Saturday, June 1, 2013


Today registration opens for the North/Central California SCBWI Novel-Writing Mentorship Program (gosh, say that five times fast!).  This is a program designed to pair writers of middle grade and young adult novels with authors working and publishing in those genres.  And I am thrilled (and terrified) to have been chosen as a mentor.

You see, back in 2009, I was selected to be a mentee in the Nevada SCBWI Mentorship Program.  It changed my writing and how I approach it.  It made my books better.  When I wrote about it in August of 2010 on the YA Muses blog, I wrote this:

I was placed in a critique group with the calmest, most incisive and straight-talking critiquer I have ever met:  Susan Hart Lindquist.  Susan took my book apart and told me to put it back together.  In a nice, calm, incisive, straight-talking way.  I quietly freaked out, went home and did exactly as she said.

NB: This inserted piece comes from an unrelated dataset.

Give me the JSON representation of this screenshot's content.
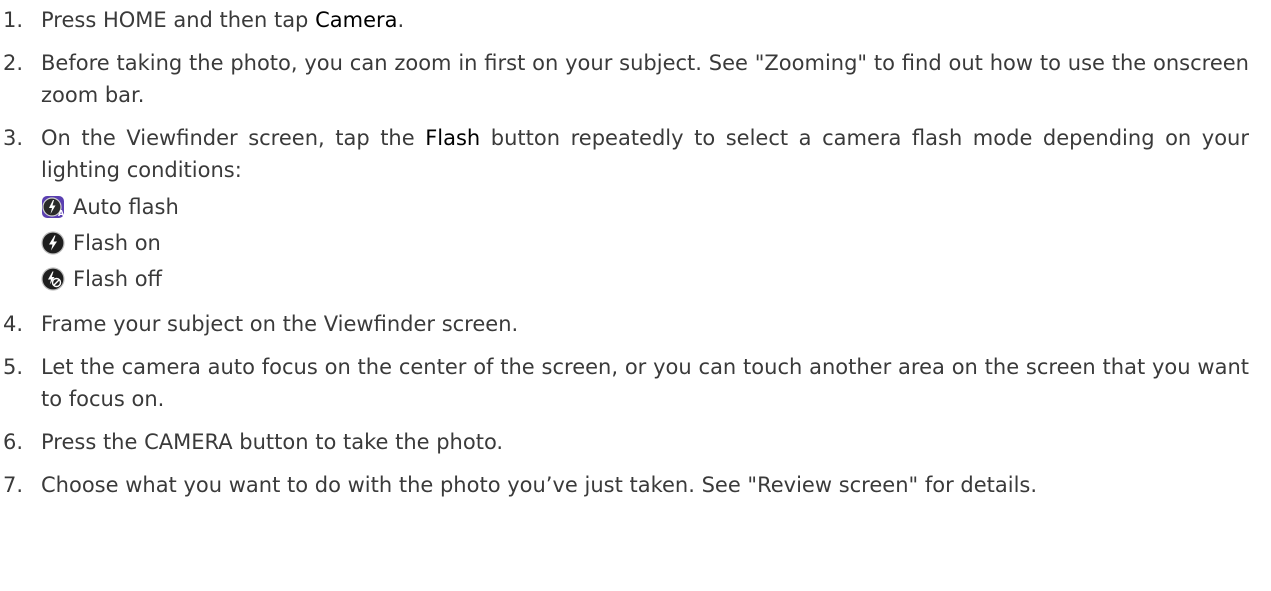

In the course of six months, I learned about arcs and archetypes.  I learned about the transformational quality of story.  I demanded too much from my 10-year-old character and he became twelve.  He gained another friend, a girl.  I learned about alchemy and time-travel.  I read masterful stories by brilliant authors of whom I'd never heard.  I struggled.  And Susan was always there.  She never sugar-coated, she never let me slide, but she always, always told me I could do it.

Unfortunately, the book I was working on had a frighteningly similar premise to one that his the New York Times bestseller list in October 2009.  Susan told me not to give up hope.  She berated me on Facebook when I posted that I felt dejected.  She told me my book was different.  She told me everything I needed to know to keep going.

But I didn't.  I set it aside.  I returned to the book I'd begun when she was reading my ill-fated middle-grade novel.  And I applied all that she'd taught me.  I thought through, in advance, character arc and story arc and archetypes.  I heard her whispers as I struggled to get my character to internalize emotionally as well as react.  This book has Susan's whispers all the way through it.

That book was GILT.  I have now written five novels, and to all of them I apply what I learned in that program.  I only hope that I can pass that knowledge on to my own mentees with the same calm, incisive, straight-talking way.  I know I will do my best, and I am beyond excited to meet and work with new writers.

I finished my blog in 2010 with this:  That is the mark of a good mentor.  Like Obi-Wan Kenobi, muttering about the Force in the dark, a good mentor remains in a person's psyche, bound to that person's work and future.

I can't guarantee I'll be a Yoda.  But I work bloody hard on my own books, and will apply the same drive and determination to whoever my mentee may be.  And I'm not the only one!  The North/Central SCBWI has an amazing list of mentors including Talia Vance, Kate Messner, Amy Goldman Koss...These people really know what they're talking about.  Sometimes, I wish I could apply.